### [WORK ORDER]
Look through the records below and say how many lines include "true". Give only that number.

Records from a collection
============
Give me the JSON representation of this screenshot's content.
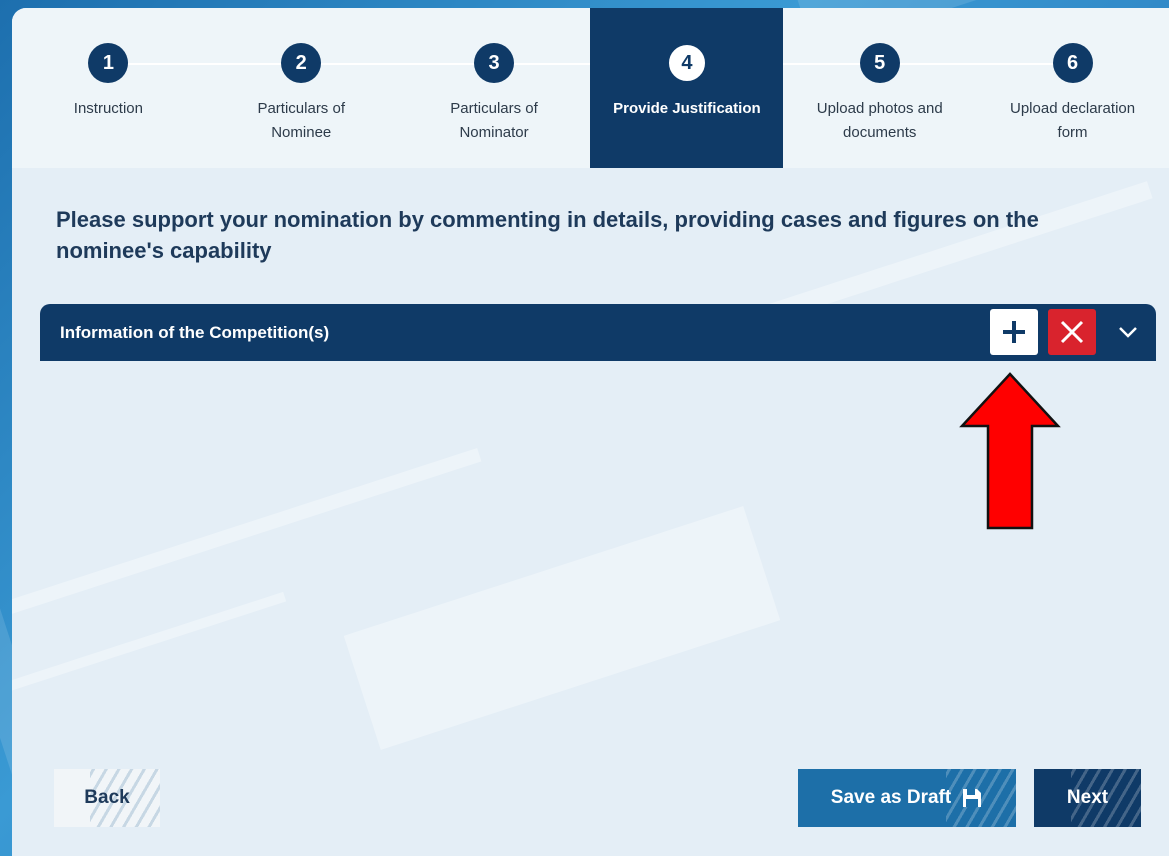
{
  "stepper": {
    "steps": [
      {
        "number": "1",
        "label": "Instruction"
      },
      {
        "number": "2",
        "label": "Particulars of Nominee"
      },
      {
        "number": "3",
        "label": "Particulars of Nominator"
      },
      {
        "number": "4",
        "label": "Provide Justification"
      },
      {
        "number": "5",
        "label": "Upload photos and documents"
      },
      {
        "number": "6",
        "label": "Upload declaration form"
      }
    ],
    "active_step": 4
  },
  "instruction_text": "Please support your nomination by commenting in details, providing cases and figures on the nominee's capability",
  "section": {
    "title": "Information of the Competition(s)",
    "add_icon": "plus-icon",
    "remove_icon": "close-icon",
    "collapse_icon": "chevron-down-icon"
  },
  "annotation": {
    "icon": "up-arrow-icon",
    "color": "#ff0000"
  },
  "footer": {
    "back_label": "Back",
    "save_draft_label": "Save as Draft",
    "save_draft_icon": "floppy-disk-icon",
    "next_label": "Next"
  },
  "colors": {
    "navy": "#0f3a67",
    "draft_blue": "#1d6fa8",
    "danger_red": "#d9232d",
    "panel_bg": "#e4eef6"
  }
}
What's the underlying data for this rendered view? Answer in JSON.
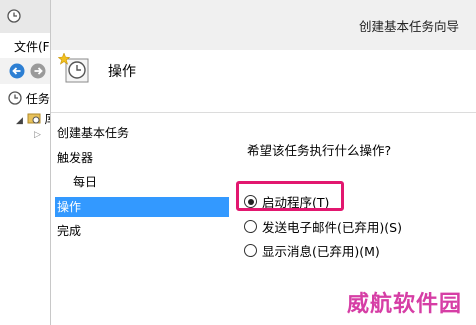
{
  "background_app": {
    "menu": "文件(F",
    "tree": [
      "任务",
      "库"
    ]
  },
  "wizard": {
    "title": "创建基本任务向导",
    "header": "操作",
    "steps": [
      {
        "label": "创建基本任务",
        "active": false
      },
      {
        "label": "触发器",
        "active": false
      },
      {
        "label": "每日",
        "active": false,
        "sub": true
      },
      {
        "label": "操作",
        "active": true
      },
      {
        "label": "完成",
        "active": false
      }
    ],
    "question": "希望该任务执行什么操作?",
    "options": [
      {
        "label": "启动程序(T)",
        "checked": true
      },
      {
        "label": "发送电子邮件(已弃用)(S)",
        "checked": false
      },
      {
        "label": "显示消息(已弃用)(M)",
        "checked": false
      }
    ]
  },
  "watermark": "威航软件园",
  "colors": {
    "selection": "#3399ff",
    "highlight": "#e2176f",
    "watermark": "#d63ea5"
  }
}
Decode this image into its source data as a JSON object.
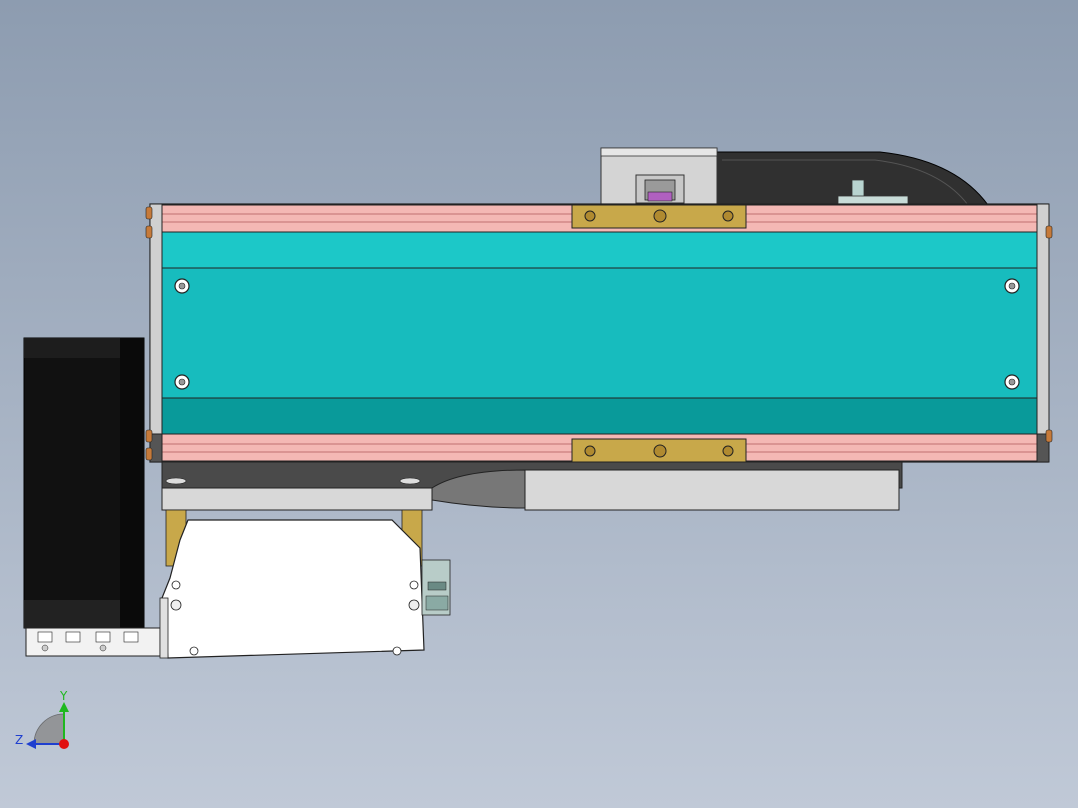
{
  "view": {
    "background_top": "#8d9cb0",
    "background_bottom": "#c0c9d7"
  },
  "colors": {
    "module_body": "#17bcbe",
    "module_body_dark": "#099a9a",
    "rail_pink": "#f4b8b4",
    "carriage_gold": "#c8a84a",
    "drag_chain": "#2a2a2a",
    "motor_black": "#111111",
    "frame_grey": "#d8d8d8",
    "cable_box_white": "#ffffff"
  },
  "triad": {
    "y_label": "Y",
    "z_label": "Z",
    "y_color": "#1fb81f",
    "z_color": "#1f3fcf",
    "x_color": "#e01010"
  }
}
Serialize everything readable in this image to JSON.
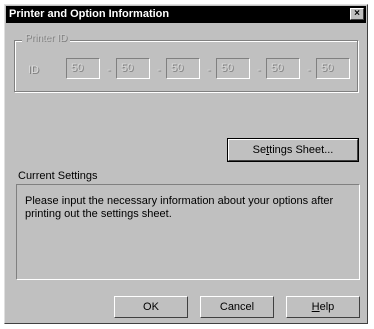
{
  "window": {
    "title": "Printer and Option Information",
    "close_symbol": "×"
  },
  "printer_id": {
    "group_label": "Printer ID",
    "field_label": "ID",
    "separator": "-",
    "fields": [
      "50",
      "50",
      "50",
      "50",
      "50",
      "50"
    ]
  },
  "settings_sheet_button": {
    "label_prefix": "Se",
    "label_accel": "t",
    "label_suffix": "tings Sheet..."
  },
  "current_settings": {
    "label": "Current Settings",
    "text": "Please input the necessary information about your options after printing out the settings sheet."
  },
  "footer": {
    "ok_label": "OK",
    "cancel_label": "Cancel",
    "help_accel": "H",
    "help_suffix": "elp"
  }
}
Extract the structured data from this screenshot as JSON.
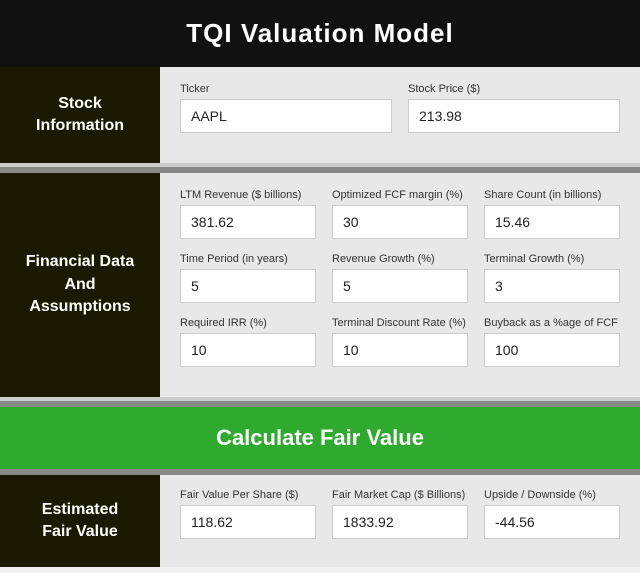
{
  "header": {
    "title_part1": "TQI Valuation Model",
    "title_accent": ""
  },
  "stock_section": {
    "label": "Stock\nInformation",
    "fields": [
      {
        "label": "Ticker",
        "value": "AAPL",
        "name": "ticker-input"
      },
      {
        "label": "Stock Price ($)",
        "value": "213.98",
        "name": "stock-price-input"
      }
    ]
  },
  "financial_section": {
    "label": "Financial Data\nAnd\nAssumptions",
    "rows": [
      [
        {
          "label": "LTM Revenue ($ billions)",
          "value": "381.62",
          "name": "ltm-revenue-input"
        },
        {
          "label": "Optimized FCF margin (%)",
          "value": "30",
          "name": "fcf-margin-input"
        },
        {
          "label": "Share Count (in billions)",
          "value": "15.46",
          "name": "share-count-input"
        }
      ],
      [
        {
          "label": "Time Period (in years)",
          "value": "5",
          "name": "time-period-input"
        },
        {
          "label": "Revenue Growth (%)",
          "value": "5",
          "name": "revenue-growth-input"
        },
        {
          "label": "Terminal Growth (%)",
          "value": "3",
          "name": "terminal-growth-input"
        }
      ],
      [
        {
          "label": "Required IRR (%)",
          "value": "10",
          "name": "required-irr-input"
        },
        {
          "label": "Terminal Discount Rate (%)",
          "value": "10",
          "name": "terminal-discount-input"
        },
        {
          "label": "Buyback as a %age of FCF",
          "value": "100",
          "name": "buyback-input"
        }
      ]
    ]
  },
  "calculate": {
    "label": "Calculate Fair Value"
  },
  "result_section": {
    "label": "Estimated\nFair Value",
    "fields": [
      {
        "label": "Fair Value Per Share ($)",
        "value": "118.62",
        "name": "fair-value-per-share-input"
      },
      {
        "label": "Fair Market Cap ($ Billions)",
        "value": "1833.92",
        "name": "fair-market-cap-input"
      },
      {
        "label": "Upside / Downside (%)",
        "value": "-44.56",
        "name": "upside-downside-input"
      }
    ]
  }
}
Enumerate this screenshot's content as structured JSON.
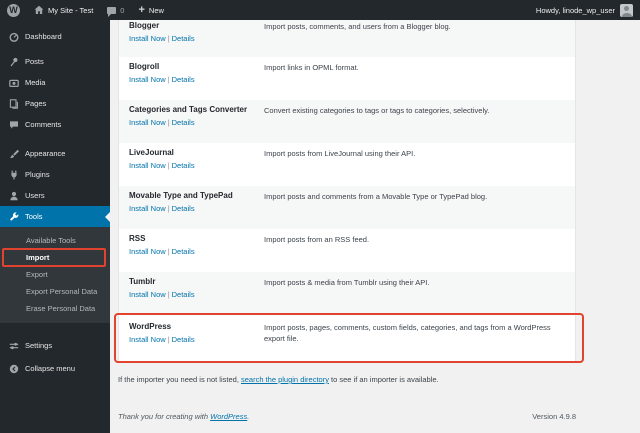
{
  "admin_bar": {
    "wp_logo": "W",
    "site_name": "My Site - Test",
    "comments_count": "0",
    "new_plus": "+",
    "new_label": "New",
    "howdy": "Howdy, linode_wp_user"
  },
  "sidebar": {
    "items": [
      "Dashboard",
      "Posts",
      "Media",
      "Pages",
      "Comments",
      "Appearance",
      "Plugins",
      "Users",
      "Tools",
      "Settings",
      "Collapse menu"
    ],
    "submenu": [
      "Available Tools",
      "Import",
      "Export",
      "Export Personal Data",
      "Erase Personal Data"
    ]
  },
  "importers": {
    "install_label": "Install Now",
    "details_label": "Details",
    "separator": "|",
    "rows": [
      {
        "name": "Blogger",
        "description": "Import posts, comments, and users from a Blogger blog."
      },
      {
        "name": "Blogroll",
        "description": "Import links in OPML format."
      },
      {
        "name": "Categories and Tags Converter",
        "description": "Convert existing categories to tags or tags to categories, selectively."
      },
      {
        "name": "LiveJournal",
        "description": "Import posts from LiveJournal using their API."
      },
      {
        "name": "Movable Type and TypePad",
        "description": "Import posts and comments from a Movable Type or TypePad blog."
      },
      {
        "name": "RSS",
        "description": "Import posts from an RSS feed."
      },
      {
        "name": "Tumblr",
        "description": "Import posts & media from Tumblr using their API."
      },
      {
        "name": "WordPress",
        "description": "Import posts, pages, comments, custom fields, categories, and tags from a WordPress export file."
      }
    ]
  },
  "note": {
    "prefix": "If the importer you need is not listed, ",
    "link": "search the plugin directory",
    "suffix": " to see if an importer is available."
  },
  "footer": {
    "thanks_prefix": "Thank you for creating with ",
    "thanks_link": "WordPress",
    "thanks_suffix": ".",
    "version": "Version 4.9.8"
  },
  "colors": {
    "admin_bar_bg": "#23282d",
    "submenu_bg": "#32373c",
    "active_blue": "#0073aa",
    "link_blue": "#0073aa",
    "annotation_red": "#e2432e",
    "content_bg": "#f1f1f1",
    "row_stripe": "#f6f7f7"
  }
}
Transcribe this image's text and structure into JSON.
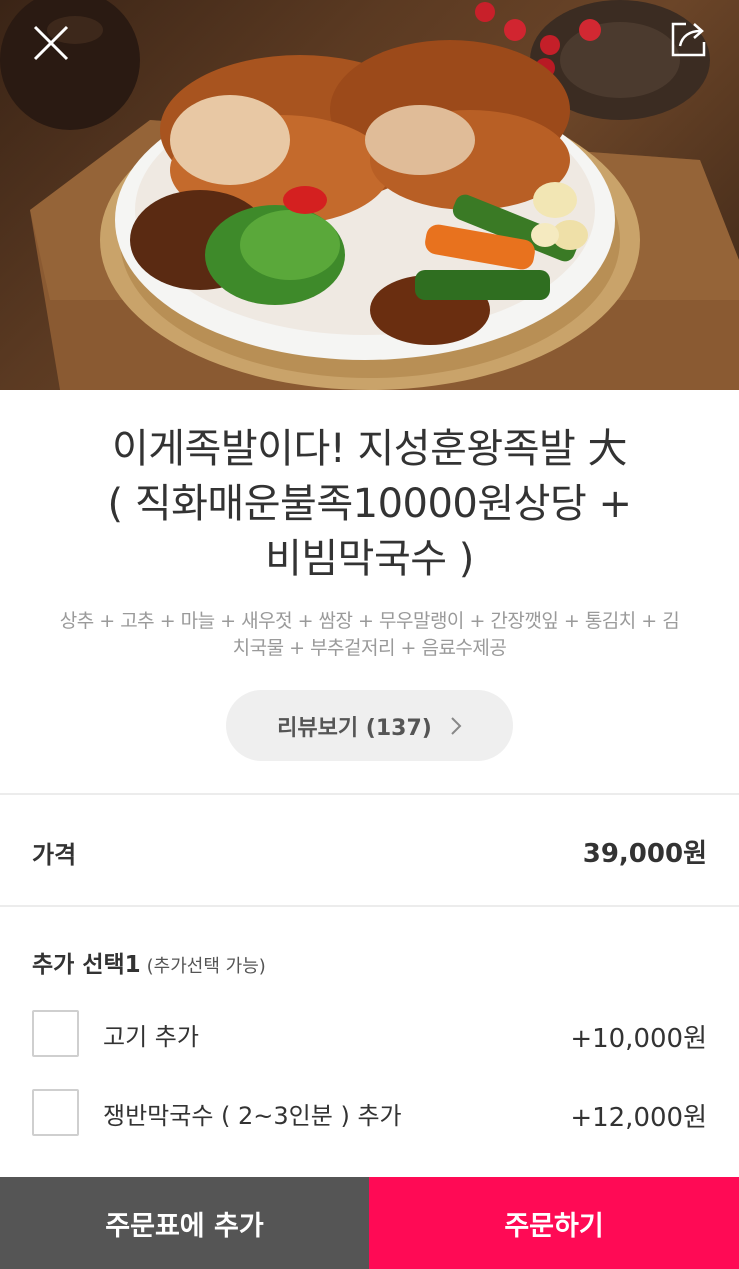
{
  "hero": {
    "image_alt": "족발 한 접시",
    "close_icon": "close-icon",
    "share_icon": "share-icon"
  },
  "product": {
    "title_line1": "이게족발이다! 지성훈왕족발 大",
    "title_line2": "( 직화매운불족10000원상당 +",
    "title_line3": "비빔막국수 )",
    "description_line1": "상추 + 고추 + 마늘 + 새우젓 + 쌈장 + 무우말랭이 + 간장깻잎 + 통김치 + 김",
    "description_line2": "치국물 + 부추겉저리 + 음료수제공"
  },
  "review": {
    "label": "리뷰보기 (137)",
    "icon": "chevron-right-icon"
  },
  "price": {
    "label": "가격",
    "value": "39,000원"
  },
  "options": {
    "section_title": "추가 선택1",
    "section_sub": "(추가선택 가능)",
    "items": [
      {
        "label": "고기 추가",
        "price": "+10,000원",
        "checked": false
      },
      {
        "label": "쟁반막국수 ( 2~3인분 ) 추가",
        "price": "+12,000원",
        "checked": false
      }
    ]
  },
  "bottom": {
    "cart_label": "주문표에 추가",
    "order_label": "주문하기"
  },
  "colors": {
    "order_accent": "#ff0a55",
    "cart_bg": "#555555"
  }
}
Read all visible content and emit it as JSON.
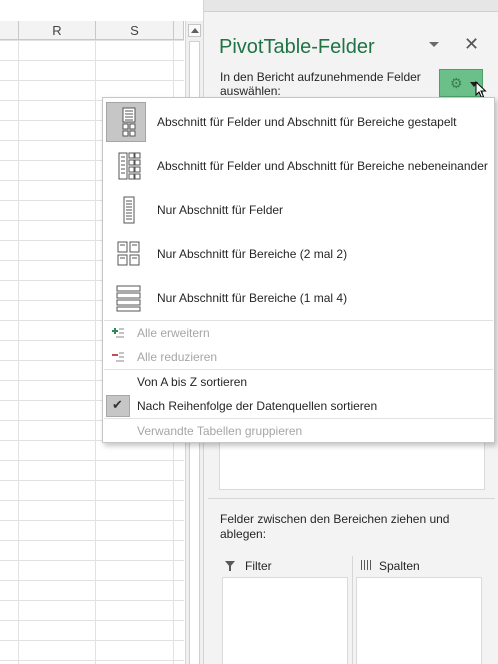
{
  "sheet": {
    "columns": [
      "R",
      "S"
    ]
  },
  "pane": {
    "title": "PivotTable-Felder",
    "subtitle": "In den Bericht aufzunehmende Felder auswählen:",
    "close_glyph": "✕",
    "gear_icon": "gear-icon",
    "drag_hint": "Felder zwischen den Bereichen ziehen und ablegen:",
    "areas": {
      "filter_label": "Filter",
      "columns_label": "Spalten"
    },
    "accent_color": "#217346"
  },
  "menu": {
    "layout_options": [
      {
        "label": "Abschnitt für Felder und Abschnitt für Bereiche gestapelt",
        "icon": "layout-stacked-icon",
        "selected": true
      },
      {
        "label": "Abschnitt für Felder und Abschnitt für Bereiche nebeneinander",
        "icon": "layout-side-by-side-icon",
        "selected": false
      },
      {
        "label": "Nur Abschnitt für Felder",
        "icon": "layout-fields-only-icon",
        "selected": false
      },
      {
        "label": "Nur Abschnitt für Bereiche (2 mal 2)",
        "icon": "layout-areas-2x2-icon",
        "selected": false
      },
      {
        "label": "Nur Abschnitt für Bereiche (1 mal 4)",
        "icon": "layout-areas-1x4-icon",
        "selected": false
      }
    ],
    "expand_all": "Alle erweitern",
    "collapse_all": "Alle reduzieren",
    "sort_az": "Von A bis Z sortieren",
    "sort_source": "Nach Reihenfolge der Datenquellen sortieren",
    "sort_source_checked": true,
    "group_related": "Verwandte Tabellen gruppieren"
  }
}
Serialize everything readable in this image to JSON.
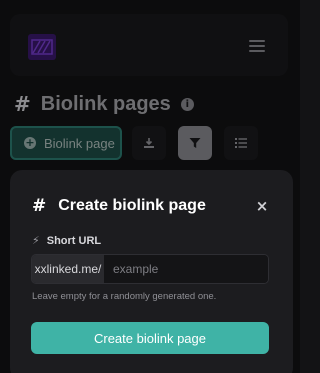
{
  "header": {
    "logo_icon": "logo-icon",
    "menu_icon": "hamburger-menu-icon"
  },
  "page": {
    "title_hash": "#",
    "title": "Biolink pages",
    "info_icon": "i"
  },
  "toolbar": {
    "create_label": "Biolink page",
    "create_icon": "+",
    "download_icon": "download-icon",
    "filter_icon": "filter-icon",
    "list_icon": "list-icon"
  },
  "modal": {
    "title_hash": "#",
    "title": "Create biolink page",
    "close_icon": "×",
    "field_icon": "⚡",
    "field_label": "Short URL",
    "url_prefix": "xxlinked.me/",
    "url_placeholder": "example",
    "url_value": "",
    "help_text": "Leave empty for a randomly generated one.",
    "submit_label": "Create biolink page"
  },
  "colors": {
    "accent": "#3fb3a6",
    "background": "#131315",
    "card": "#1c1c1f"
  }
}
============
### [ANSWER TO THIS TASK]
5